I worried my teachers a little while I was growing up. I was a space cadet and a wallflower, content to spend all of class-time doodling and swatting away any attempts to engage my attention. I didn’t like talking to the other children, and I spent the entirety of group projects trying to convince my group members to make clay animations with me. My only saving grace was that my teachers recognized that I was more of a “creative” learner, and were willing to jump through hoops to make sure that I didn’t fall through the cracks.
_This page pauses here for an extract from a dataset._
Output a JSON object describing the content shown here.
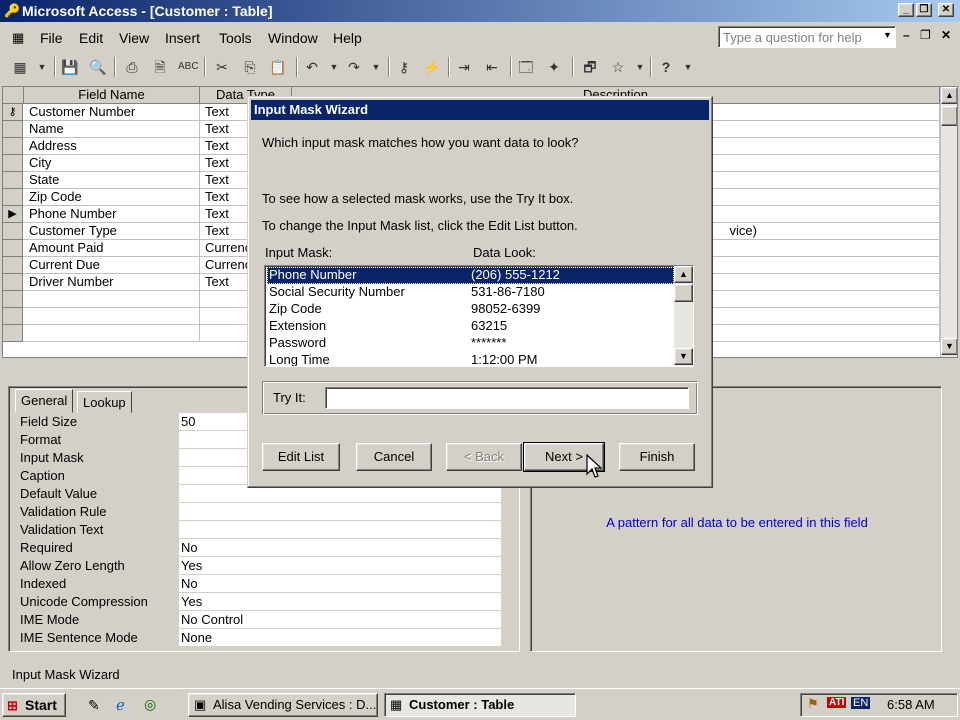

Things got harder in high school. I went to a competitive public school geared towards math/science, and I disengaged immediately. I was terrible at rapidly synthesizing huge quantities of information and spitting it back out, and was frustrated by the lack of creativity in my science and math classes. I don’t want to vilify the education system or my teachers, but where do creativity and innovation fit in as we are acquiring knowledge and specialized skills? How do we reconcile the need to bestow knowledge while also making sure that there is room for critical thinking, creativity, and personal growth? It is important that children meet standards at a “normal” developmental rate, but how do we challenge them to think outside of the box, engage deeply and personally with the material, and have the courage to be wrong?
Creativity is crucial to the learning process, as is trial and error. Do you think the current education system rewards creativity? Or does it reward children who can learn in specific ways and penalize those who cannot? I’m not entirely sure myself what my opinion on this is, but let’s kick off the conversation.
Here’s some food for thought:
Here’s a cartoon adaptation: